Task instructions: Every line of the data is to be output verbatim.

**** Exercise materials

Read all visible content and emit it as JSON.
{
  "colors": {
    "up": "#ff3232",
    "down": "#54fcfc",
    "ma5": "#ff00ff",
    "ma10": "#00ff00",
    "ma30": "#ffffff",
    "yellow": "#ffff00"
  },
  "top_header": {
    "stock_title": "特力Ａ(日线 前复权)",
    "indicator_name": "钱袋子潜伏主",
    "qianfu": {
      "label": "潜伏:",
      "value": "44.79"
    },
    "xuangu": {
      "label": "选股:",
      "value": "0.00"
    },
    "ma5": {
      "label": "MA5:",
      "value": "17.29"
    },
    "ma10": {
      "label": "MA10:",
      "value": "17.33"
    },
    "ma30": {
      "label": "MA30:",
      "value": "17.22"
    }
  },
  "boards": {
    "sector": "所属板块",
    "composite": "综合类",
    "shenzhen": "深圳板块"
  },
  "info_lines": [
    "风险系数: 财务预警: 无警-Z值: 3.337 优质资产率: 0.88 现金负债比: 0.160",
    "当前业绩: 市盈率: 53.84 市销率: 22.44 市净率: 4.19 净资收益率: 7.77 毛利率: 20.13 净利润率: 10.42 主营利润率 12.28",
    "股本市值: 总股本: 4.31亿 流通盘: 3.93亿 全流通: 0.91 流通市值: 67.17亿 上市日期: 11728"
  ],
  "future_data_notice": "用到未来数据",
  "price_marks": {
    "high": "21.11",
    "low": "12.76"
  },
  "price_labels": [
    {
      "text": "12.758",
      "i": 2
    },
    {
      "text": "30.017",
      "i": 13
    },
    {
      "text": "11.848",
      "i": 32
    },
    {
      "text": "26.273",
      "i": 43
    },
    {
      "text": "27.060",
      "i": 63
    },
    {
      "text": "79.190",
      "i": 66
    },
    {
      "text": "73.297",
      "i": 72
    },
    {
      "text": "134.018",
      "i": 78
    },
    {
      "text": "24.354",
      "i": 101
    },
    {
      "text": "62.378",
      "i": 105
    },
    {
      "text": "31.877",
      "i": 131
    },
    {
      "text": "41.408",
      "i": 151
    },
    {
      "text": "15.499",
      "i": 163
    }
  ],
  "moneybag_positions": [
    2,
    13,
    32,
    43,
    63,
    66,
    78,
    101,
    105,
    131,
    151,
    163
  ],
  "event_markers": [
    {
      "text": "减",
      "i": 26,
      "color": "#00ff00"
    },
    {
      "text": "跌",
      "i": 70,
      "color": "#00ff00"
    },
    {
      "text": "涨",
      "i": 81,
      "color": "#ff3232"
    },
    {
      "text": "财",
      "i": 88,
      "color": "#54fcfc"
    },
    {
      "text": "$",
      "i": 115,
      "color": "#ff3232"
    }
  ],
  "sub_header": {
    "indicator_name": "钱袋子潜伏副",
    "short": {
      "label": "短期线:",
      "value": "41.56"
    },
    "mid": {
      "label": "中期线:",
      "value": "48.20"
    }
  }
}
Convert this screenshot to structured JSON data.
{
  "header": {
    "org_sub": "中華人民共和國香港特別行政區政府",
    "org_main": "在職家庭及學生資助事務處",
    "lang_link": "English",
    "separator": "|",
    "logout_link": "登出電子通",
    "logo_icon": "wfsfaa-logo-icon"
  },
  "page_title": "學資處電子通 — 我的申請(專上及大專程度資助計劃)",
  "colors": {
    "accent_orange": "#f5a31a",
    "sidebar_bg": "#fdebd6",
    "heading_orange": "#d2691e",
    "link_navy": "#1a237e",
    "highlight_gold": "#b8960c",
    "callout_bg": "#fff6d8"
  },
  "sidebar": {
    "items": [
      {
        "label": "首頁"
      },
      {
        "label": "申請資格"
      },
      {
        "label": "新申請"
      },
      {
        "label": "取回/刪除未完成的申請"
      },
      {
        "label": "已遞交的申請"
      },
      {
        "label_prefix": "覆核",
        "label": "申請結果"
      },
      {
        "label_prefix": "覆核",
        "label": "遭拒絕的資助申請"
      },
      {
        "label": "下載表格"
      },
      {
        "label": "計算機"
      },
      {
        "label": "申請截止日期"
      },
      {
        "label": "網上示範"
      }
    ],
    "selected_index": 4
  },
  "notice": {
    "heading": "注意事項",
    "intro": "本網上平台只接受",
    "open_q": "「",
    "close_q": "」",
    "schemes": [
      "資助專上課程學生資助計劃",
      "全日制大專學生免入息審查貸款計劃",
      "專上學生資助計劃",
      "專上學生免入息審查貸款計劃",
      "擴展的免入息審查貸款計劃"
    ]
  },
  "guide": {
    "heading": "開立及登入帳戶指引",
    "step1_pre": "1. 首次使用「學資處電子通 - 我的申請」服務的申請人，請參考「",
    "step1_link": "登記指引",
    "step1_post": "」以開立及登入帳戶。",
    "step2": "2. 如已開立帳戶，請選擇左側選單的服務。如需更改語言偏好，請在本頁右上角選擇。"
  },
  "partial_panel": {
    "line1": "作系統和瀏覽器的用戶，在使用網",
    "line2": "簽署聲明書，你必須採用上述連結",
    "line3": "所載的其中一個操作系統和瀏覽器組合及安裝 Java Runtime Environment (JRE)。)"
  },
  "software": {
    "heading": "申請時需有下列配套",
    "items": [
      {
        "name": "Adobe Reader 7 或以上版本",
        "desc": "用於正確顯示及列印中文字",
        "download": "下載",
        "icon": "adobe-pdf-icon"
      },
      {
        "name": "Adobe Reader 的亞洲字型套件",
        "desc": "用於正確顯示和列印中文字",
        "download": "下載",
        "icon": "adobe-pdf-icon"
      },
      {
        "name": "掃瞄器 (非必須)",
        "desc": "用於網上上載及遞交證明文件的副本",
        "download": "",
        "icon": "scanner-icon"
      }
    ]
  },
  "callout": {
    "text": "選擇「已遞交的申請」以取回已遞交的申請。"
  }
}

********

Solution to the problem:
Read all visible content and emit it as JSON.
{
  "colors": {
    "up": "#ff3232",
    "down": "#54fcfc",
    "ma5": "#ff00ff",
    "ma10": "#00ff00",
    "ma30": "#ffffff",
    "yellow": "#ffff00"
  },
  "top_header": {
    "stock_title": "特力Ａ(日线 前复权)",
    "indicator_name": "钱袋子潜伏主",
    "qianfu": {
      "label": "潜伏:",
      "value": "44.79"
    },
    "xuangu": {
      "label": "选股:",
      "value": "0.00"
    },
    "ma5": {
      "label": "MA5:",
      "value": "17.29"
    },
    "ma10": {
      "label": "MA10:",
      "value": "17.33"
    },
    "ma30": {
      "label": "MA30:",
      "value": "17.22"
    }
  },
  "boards": {
    "sector": "所属板块",
    "composite": "综合类",
    "shenzhen": "深圳板块"
  },
  "info_lines": [
    "风险系数: 财务预警: 无警-Z值: 3.337 优质资产率: 0.88 现金负债比: 0.160",
    "当前业绩: 市盈率: 53.84 市销率: 22.44 市净率: 4.19 净资收益率: 7.77 毛利率: 20.13 净利润率: 10.42 主营利润率 12.28",
    "股本市值: 总股本: 4.31亿 流通盘: 3.93亿 全流通: 0.91 流通市值: 67.17亿 上市日期: 11728"
  ],
  "future_data_notice": "用到未来数据",
  "price_marks": {
    "high": "21.11",
    "low": "12.76"
  },
  "price_labels": [
    {
      "text": "12.758",
      "i": 2
    },
    {
      "text": "30.017",
      "i": 13
    },
    {
      "text": "11.848",
      "i": 32
    },
    {
      "text": "26.273",
      "i": 43
    },
    {
      "text": "27.060",
      "i": 63
    },
    {
      "text": "79.190",
      "i": 66
    },
    {
      "text": "73.297",
      "i": 72
    },
    {
      "text": "134.018",
      "i": 78
    },
    {
      "text": "24.354",
      "i": 101
    },
    {
      "text": "62.378",
      "i": 105
    },
    {
      "text": "31.877",
      "i": 131
    },
    {
      "text": "41.408",
      "i": 151
    },
    {
      "text": "15.499",
      "i": 163
    }
  ],
  "moneybag_positions": [
    2,
    13,
    32,
    43,
    63,
    66,
    78,
    101,
    105,
    131,
    151,
    163
  ],
  "event_markers": [
    {
      "text": "减",
      "i": 26,
      "color": "#00ff00"
    },
    {
      "text": "跌",
      "i": 70,
      "color": "#00ff00"
    },
    {
      "text": "涨",
      "i": 81,
      "color": "#ff3232"
    },
    {
      "text": "财",
      "i": 88,
      "color": "#54fcfc"
    },
    {
      "text": "$",
      "i": 115,
      "color": "#ff3232"
    }
  ],
  "sub_header": {
    "indicator_name": "钱袋子潜伏副",
    "short": {
      "label": "短期线:",
      "value": "41.56"
    },
    "mid": {
      "label": "中期线:",
      "value": "48.20"
    }
  }
}
Convert this screenshot to structured JSON data.
{
  "header": {
    "org_sub": "中華人民共和國香港特別行政區政府",
    "org_main": "在職家庭及學生資助事務處",
    "lang_link": "English",
    "separator": "|",
    "logout_link": "登出電子通",
    "logo_icon": "wfsfaa-logo-icon"
  },
  "page_title": "學資處電子通 — 我的申請(專上及大專程度資助計劃)",
  "colors": {
    "accent_orange": "#f5a31a",
    "sidebar_bg": "#fdebd6",
    "heading_orange": "#d2691e",
    "link_navy": "#1a237e",
    "highlight_gold": "#b8960c",
    "callout_bg": "#fff6d8"
  },
  "sidebar": {
    "items": [
      {
        "label": "首頁"
      },
      {
        "label": "申請資格"
      },
      {
        "label": "新申請"
      },
      {
        "label": "取回/刪除未完成的申請"
      },
      {
        "label": "已遞交的申請"
      },
      {
        "label_prefix": "覆核",
        "label": "申請結果"
      },
      {
        "label_prefix": "覆核",
        "label": "遭拒絕的資助申請"
      },
      {
        "label": "下載表格"
      },
      {
        "label": "計算機"
      },
      {
        "label": "申請截止日期"
      },
      {
        "label": "網上示範"
      }
    ],
    "selected_index": 4
  },
  "notice": {
    "heading": "注意事項",
    "intro": "本網上平台只接受",
    "open_q": "「",
    "close_q": "」",
    "schemes": [
      "資助專上課程學生資助計劃",
      "全日制大專學生免入息審查貸款計劃",
      "專上學生資助計劃",
      "專上學生免入息審查貸款計劃",
      "擴展的免入息審查貸款計劃"
    ]
  },
  "guide": {
    "heading": "開立及登入帳戶指引",
    "step1_pre": "1. 首次使用「學資處電子通 - 我的申請」服務的申請人，請參考「",
    "step1_link": "登記指引",
    "step1_post": "」以開立及登入帳戶。",
    "step2": "2. 如已開立帳戶，請選擇左側選單的服務。如需更改語言偏好，請在本頁右上角選擇。"
  },
  "partial_panel": {
    "line1": "作系統和瀏覽器的用戶，在使用網",
    "line2": "簽署聲明書，你必須採用上述連結",
    "line3": "所載的其中一個操作系統和瀏覽器組合及安裝 Java Runtime Environment (JRE)。)"
  },
  "software": {
    "heading": "申請時需有下列配套",
    "items": [
      {
        "name": "Adobe Reader 7 或以上版本",
        "desc": "用於正確顯示及列印中文字",
        "download": "下載",
        "icon": "adobe-pdf-icon"
      },
      {
        "name": "Adobe Reader 的亞洲字型套件",
        "desc": "用於正確顯示和列印中文字",
        "download": "下載",
        "icon": "adobe-pdf-icon"
      },
      {
        "name": "掃瞄器 (非必須)",
        "desc": "用於網上上載及遞交證明文件的副本",
        "download": "",
        "icon": "scanner-icon"
      }
    ]
  },
  "callout": {
    "text": "選擇「已遞交的申請」以取回已遞交的申請。"
  }
}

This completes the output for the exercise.